- Wörterbuch des Preussischen Staats (G-Ko)
- Wörterbuch des Preussischen Staats (Kr-O)
- Wörterbuch des Preussischen Staats (P-S)
- Wörterbuch des Preussischen Staats (T-Z)
Unlike Meyers Gazetteer, the 1821Wörterbuch des Preussischen Staats is not a database and has no historical maps. Rather, this resource is a 5-volume set found on Google Books. It, nevertheless, has a treasure-trove worth of information for the earlier period of the 19th century. If you decide to use this excellent resource, be sure that you are searching in the correct volume (e.g., Stettin is located in the 4th volume because it falls under the “P-S” section). Also be prepared to scroll through a given volume until the particular location of interest is found. Some researchers may wish to compare the jurisdictional make-up of a particular location found in the 1821Wörterbuch des Preussischen Staats with that which is found on Meyers Gazetteer. Such a comparison may yield clues that inform us about particular jurisdictional changes over time.
Search for Civil Records Online
There is no single repository for Prussian records. Before Prussia’s incorporation into the German Empire in 1871, vital records were recorded at the church parish level. Civil birth, marriage and death records were not recorded in Prussia until 1874. The following list represents some of the most common sites when looking for church and civil records:
Explore Old Maps for Further Study
Some researchers choose to explore the old Prussian maps for different timeframes in order to gain a better understanding of——and appreciation for——Prussia’s territorial changes. To this end, the following sites offer a wide array of historical maps:
- 1877 Map of Prussia (Arcanum Maps/Mapire)
- 1883 Atlas des Deutschen
- David Rumsey Map Collection (for Prussia)
- Digital Public Library of America (for Prussia)
- Library of Congress (for Prussia)

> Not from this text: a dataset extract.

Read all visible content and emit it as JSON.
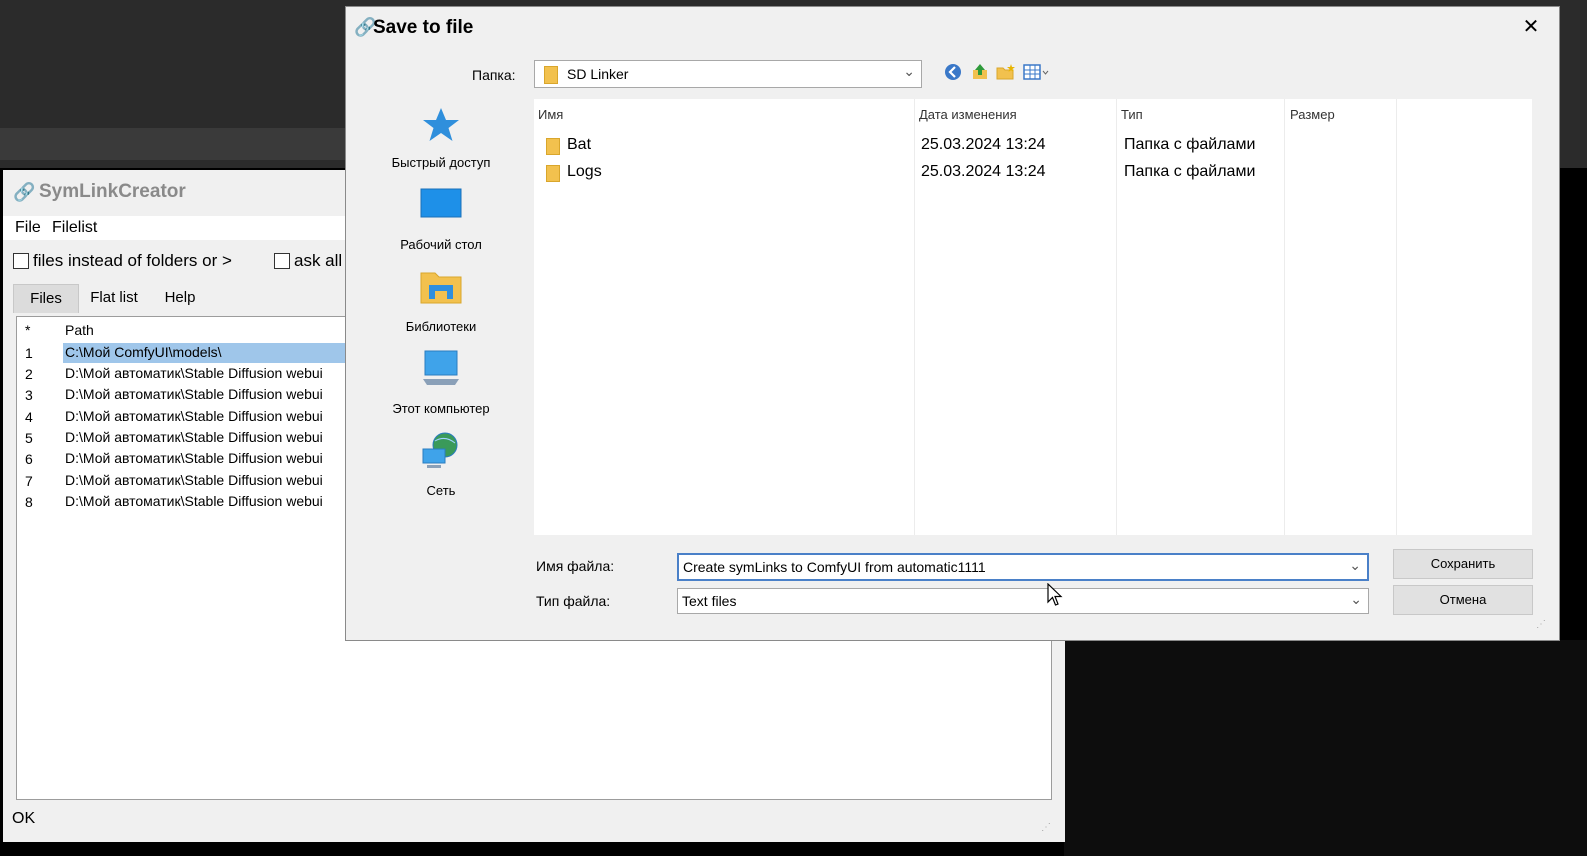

Prussian family researchers might feel frustrated at times when grappling with Prussia’s changing borders. Historical Prussia’s geographical fluctuations are rooted in important historical events. These fluctuations often, in turn, gave rise to jurisdictional changes of a given location for a certain time period. Equipping oneself with a better understanding of these changes will help the Prussian researcher find records of interest more easily.